→ **SOURCE RECORDS**:
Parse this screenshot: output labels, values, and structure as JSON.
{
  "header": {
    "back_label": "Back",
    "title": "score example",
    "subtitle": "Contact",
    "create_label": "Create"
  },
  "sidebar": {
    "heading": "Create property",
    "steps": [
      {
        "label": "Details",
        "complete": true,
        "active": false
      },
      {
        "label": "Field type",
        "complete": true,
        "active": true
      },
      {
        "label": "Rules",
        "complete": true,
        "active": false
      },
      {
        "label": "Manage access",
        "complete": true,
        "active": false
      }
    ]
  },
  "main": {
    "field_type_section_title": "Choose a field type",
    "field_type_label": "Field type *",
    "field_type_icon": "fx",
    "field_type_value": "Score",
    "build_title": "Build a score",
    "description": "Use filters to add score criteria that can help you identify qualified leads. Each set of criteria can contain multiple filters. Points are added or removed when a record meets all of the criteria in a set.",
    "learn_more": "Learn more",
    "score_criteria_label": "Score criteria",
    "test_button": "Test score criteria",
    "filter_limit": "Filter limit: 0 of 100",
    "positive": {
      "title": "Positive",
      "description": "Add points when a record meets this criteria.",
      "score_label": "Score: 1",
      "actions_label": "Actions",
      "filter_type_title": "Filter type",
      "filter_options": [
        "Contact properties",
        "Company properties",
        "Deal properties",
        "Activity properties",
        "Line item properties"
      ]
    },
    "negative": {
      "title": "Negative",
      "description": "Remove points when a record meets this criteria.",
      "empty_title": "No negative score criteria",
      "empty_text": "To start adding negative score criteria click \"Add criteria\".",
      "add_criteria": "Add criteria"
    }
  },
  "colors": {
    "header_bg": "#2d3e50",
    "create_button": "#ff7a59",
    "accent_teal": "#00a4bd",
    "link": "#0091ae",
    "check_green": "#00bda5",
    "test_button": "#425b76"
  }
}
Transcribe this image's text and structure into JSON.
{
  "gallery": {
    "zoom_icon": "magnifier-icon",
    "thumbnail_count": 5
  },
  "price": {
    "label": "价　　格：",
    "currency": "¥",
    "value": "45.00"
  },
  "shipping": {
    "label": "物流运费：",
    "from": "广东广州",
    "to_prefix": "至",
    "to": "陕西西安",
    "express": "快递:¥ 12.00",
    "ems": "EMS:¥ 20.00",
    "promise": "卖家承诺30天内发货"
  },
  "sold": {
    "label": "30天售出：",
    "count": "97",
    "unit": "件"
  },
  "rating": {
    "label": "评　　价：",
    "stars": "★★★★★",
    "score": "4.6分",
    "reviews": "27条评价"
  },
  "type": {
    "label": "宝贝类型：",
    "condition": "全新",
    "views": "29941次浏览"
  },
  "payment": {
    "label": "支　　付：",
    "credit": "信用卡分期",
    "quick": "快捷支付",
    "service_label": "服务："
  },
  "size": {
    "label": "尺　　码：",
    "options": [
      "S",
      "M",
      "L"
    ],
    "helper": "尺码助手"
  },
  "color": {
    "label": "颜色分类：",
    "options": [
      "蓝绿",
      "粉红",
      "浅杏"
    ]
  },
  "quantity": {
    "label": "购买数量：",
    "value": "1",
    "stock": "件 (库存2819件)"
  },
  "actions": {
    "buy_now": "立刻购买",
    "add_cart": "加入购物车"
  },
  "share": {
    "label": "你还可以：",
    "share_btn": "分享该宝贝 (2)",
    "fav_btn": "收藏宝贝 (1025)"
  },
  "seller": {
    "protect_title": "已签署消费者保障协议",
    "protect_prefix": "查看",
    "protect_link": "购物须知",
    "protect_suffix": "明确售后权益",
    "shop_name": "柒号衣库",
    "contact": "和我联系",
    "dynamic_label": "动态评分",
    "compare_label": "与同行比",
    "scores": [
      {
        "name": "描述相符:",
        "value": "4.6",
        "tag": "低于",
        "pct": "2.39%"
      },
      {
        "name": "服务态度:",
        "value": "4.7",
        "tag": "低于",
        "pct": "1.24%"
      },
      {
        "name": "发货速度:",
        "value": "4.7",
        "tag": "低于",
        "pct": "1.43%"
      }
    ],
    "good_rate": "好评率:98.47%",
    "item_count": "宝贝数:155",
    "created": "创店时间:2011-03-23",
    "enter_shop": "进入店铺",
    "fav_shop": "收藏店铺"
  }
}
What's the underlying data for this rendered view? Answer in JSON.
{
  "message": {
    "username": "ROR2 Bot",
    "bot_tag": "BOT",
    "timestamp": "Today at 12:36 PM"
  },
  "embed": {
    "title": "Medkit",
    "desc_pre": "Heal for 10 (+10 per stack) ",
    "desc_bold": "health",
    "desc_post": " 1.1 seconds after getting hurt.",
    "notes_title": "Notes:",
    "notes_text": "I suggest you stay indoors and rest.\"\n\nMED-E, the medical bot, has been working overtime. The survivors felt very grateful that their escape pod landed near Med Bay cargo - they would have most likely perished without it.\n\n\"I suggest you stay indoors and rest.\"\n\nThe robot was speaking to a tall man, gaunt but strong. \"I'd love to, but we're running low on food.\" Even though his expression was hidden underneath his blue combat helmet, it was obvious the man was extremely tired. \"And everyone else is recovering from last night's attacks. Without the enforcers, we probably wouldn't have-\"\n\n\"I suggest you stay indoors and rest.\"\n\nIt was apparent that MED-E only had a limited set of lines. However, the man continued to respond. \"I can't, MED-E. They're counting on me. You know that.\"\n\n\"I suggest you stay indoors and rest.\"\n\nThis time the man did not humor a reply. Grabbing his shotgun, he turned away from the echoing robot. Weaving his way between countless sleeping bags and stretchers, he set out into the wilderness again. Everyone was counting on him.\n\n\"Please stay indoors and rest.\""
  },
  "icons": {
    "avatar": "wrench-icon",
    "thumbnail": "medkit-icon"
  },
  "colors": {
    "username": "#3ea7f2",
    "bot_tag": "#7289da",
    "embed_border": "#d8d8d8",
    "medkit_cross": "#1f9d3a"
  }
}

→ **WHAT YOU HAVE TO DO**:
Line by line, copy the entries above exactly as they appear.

→ **TASK SOLUTION**:
Parse this screenshot: output labels, values, and structure as JSON.
{
  "header": {
    "back_label": "Back",
    "title": "score example",
    "subtitle": "Contact",
    "create_label": "Create"
  },
  "sidebar": {
    "heading": "Create property",
    "steps": [
      {
        "label": "Details",
        "complete": true,
        "active": false
      },
      {
        "label": "Field type",
        "complete": true,
        "active": true
      },
      {
        "label": "Rules",
        "complete": true,
        "active": false
      },
      {
        "label": "Manage access",
        "complete": true,
        "active": false
      }
    ]
  },
  "main": {
    "field_type_section_title": "Choose a field type",
    "field_type_label": "Field type *",
    "field_type_icon": "fx",
    "field_type_value": "Score",
    "build_title": "Build a score",
    "description": "Use filters to add score criteria that can help you identify qualified leads. Each set of criteria can contain multiple filters. Points are added or removed when a record meets all of the criteria in a set.",
    "learn_more": "Learn more",
    "score_criteria_label": "Score criteria",
    "test_button": "Test score criteria",
    "filter_limit": "Filter limit: 0 of 100",
    "positive": {
      "title": "Positive",
      "description": "Add points when a record meets this criteria.",
      "score_label": "Score: 1",
      "actions_label": "Actions",
      "filter_type_title": "Filter type",
      "filter_options": [
        "Contact properties",
        "Company properties",
        "Deal properties",
        "Activity properties",
        "Line item properties"
      ]
    },
    "negative": {
      "title": "Negative",
      "description": "Remove points when a record meets this criteria.",
      "empty_title": "No negative score criteria",
      "empty_text": "To start adding negative score criteria click \"Add criteria\".",
      "add_criteria": "Add criteria"
    }
  },
  "colors": {
    "header_bg": "#2d3e50",
    "create_button": "#ff7a59",
    "accent_teal": "#00a4bd",
    "link": "#0091ae",
    "check_green": "#00bda5",
    "test_button": "#425b76"
  }
}
Transcribe this image's text and structure into JSON.
{
  "gallery": {
    "zoom_icon": "magnifier-icon",
    "thumbnail_count": 5
  },
  "price": {
    "label": "价　　格：",
    "currency": "¥",
    "value": "45.00"
  },
  "shipping": {
    "label": "物流运费：",
    "from": "广东广州",
    "to_prefix": "至",
    "to": "陕西西安",
    "express": "快递:¥ 12.00",
    "ems": "EMS:¥ 20.00",
    "promise": "卖家承诺30天内发货"
  },
  "sold": {
    "label": "30天售出：",
    "count": "97",
    "unit": "件"
  },
  "rating": {
    "label": "评　　价：",
    "stars": "★★★★★",
    "score": "4.6分",
    "reviews": "27条评价"
  },
  "type": {
    "label": "宝贝类型：",
    "condition": "全新",
    "views": "29941次浏览"
  },
  "payment": {
    "label": "支　　付：",
    "credit": "信用卡分期",
    "quick": "快捷支付",
    "service_label": "服务："
  },
  "size": {
    "label": "尺　　码：",
    "options": [
      "S",
      "M",
      "L"
    ],
    "helper": "尺码助手"
  },
  "color": {
    "label": "颜色分类：",
    "options": [
      "蓝绿",
      "粉红",
      "浅杏"
    ]
  },
  "quantity": {
    "label": "购买数量：",
    "value": "1",
    "stock": "件 (库存2819件)"
  },
  "actions": {
    "buy_now": "立刻购买",
    "add_cart": "加入购物车"
  },
  "share": {
    "label": "你还可以：",
    "share_btn": "分享该宝贝 (2)",
    "fav_btn": "收藏宝贝 (1025)"
  },
  "seller": {
    "protect_title": "已签署消费者保障协议",
    "protect_prefix": "查看",
    "protect_link": "购物须知",
    "protect_suffix": "明确售后权益",
    "shop_name": "柒号衣库",
    "contact": "和我联系",
    "dynamic_label": "动态评分",
    "compare_label": "与同行比",
    "scores": [
      {
        "name": "描述相符:",
        "value": "4.6",
        "tag": "低于",
        "pct": "2.39%"
      },
      {
        "name": "服务态度:",
        "value": "4.7",
        "tag": "低于",
        "pct": "1.24%"
      },
      {
        "name": "发货速度:",
        "value": "4.7",
        "tag": "低于",
        "pct": "1.43%"
      }
    ],
    "good_rate": "好评率:98.47%",
    "item_count": "宝贝数:155",
    "created": "创店时间:2011-03-23",
    "enter_shop": "进入店铺",
    "fav_shop": "收藏店铺"
  }
}
What's the underlying data for this rendered view? Answer in JSON.
{
  "message": {
    "username": "ROR2 Bot",
    "bot_tag": "BOT",
    "timestamp": "Today at 12:36 PM"
  },
  "embed": {
    "title": "Medkit",
    "desc_pre": "Heal for 10 (+10 per stack) ",
    "desc_bold": "health",
    "desc_post": " 1.1 seconds after getting hurt.",
    "notes_title": "Notes:",
    "notes_text": "I suggest you stay indoors and rest.\"\n\nMED-E, the medical bot, has been working overtime. The survivors felt very grateful that their escape pod landed near Med Bay cargo - they would have most likely perished without it.\n\n\"I suggest you stay indoors and rest.\"\n\nThe robot was speaking to a tall man, gaunt but strong. \"I'd love to, but we're running low on food.\" Even though his expression was hidden underneath his blue combat helmet, it was obvious the man was extremely tired. \"And everyone else is recovering from last night's attacks. Without the enforcers, we probably wouldn't have-\"\n\n\"I suggest you stay indoors and rest.\"\n\nIt was apparent that MED-E only had a limited set of lines. However, the man continued to respond. \"I can't, MED-E. They're counting on me. You know that.\"\n\n\"I suggest you stay indoors and rest.\"\n\nThis time the man did not humor a reply. Grabbing his shotgun, he turned away from the echoing robot. Weaving his way between countless sleeping bags and stretchers, he set out into the wilderness again. Everyone was counting on him.\n\n\"Please stay indoors and rest.\""
  },
  "icons": {
    "avatar": "wrench-icon",
    "thumbnail": "medkit-icon"
  },
  "colors": {
    "username": "#3ea7f2",
    "bot_tag": "#7289da",
    "embed_border": "#d8d8d8",
    "medkit_cross": "#1f9d3a"
  }
}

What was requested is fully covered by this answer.